Publisher
Pakistan Medical Association House, Karachi, Pakistan
Citation
JPMA, Journal of the Pakistan Medical Association, 2017, 67, 6, pp 901-906
Abstract

Anthropogenic environmental change can increase exotic species performance and reduce native biodiversity. Nutrient enrichment may favor exotic plants with higher growth rates. Warming may increase the performance of exotic species from warmer native ranges and/or decrease the performance of...

Author(s)
Meza-Lopez, M. M.; Siemann, E.
Publisher
Springer, Dordrecht, Netherlands
Citation
Plant Ecology, 2017, 218, 7, pp 835-842
Abstract

Urbanization is one of the major anthropogenic processes contributing to local habitat loss and extirpation of numerous species, including wild bees, the most widespread pollinators. Little is known about the mechanisms through which urbanization impacts wild bee communities, or the types of urban...

Author(s)
Normandin, É.; Vereecken, N. J.; Buddle, C. M.; Fournier, V.
Publisher
PeerJ, San Francisco, USA
Citation
PeerJ, 2017, 5, 3051, pp e3051
Abstract
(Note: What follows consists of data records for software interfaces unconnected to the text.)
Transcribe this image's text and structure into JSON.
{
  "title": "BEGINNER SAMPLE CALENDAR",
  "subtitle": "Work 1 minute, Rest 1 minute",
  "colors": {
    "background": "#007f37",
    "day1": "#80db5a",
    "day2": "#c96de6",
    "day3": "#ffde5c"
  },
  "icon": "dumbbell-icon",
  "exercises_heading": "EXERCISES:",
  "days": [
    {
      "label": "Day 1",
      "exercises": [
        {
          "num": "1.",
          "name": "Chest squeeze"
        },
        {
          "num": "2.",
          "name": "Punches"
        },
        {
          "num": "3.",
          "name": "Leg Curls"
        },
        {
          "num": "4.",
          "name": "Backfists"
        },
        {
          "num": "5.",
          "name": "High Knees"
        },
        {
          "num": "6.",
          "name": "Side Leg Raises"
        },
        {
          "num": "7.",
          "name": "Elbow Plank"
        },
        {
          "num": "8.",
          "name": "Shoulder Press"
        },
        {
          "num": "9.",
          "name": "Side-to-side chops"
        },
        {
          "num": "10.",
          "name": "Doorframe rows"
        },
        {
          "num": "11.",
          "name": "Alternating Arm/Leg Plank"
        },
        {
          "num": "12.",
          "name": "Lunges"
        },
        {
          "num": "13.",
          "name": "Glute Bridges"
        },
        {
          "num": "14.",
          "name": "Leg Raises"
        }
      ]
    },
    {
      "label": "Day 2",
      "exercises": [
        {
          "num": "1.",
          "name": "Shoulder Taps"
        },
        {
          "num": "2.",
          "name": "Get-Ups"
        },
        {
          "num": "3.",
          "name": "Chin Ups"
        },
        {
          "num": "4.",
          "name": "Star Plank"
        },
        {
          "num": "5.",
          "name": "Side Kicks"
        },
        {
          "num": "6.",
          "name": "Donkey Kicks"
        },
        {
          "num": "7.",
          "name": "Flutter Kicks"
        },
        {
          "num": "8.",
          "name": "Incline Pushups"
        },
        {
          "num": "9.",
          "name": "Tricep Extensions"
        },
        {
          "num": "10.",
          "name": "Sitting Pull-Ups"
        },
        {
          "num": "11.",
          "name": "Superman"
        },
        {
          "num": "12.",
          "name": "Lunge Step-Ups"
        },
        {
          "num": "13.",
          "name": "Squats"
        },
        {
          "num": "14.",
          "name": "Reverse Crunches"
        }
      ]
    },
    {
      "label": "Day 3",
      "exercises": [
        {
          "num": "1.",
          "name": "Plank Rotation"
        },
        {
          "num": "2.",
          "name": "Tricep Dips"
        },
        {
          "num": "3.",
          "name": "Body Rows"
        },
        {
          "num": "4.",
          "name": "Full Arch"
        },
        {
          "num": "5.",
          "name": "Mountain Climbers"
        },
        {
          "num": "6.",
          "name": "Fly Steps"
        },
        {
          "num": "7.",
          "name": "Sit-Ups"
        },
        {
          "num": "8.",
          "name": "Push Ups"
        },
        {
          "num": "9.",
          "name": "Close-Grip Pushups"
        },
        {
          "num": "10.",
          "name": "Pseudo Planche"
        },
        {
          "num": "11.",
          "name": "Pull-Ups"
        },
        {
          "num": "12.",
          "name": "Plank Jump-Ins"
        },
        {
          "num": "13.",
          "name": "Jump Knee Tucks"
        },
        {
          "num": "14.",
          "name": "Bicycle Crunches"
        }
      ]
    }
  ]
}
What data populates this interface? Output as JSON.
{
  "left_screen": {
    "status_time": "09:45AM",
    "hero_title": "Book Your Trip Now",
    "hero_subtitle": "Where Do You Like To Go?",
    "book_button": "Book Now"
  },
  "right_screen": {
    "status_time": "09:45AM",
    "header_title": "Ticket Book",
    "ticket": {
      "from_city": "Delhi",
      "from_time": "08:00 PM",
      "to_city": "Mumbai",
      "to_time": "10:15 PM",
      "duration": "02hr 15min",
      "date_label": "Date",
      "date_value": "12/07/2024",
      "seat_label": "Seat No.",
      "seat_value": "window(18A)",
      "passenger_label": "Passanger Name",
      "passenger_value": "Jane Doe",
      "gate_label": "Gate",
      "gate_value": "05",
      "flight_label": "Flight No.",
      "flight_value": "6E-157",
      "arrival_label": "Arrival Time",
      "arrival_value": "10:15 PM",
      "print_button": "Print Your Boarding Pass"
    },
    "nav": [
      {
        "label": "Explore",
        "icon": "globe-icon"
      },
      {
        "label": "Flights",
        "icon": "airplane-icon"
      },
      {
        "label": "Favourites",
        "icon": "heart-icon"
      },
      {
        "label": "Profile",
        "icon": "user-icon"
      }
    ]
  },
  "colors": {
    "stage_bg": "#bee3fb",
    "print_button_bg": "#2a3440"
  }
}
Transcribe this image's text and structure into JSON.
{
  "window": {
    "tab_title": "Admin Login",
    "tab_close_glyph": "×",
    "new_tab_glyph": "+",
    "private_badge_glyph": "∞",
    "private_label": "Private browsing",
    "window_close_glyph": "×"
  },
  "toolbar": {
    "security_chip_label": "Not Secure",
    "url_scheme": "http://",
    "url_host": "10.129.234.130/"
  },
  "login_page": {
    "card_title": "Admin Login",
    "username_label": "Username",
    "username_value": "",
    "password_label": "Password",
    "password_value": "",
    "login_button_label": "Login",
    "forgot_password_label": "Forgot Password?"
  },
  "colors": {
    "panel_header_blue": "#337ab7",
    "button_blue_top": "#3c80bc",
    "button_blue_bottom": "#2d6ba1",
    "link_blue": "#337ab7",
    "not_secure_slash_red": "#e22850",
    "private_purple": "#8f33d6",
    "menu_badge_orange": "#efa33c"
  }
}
Invasive allergenic plant species may have severe health-related impacts. In this study we aim to predict the effects of climate change on the distribution of three allergenic ragweed species (Ambrosia spp.) in Europe and discuss the potential associated health impact. We built species distribution ...

Author(s)
Rasmussen, K.; Thyrring, J.; Muscarella, R.; Borchsenius, F.
Publisher
PeerJ, San Francisco, USA
Citation
PeerJ, 2017, 5, 3104, pp e3104

Refine Results

Sort Order
Geographical Location
More results…

Geographical Location

Item Type

Abstract Filter

Author
More results…

Author

Language
Organisms
More results…

Organisms

Subject Topics
More results…

Subject Topics